(Excerpts from an interface dataset)
:::::

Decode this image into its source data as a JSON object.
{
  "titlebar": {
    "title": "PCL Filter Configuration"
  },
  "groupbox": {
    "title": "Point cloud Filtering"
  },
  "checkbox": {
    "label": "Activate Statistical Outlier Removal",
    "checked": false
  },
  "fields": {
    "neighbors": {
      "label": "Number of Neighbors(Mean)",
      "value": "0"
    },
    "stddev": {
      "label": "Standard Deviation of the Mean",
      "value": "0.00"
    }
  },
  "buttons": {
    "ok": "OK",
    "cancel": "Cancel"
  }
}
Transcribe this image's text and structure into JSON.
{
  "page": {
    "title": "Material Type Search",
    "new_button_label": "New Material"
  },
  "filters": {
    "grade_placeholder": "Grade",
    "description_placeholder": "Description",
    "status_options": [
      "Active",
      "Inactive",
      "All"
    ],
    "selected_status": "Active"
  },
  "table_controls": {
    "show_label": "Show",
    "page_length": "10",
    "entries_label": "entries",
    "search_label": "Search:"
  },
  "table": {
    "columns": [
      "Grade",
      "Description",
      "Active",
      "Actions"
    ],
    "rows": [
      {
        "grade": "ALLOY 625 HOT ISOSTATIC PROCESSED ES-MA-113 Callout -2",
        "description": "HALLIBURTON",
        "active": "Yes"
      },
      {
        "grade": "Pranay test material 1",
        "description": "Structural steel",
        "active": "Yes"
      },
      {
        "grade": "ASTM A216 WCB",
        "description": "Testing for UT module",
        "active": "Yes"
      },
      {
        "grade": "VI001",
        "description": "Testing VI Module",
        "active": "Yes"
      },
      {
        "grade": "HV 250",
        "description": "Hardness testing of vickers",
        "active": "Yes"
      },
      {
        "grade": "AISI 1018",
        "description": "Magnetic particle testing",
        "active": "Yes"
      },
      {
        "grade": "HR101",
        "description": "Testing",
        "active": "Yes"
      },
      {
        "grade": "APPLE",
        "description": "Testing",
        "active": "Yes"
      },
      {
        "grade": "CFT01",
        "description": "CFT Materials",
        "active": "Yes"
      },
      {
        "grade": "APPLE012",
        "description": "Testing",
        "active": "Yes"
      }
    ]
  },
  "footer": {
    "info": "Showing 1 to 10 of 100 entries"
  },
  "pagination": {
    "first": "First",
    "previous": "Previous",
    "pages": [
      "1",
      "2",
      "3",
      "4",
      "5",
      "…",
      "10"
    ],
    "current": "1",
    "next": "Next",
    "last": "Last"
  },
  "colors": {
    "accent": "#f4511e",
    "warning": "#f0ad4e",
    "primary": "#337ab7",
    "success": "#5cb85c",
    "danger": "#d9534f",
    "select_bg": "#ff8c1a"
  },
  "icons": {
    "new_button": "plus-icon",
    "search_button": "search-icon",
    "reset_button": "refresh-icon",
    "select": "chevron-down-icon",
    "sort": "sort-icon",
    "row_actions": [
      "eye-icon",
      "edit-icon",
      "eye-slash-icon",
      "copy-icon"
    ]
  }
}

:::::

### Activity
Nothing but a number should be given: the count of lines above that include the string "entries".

### Task response
2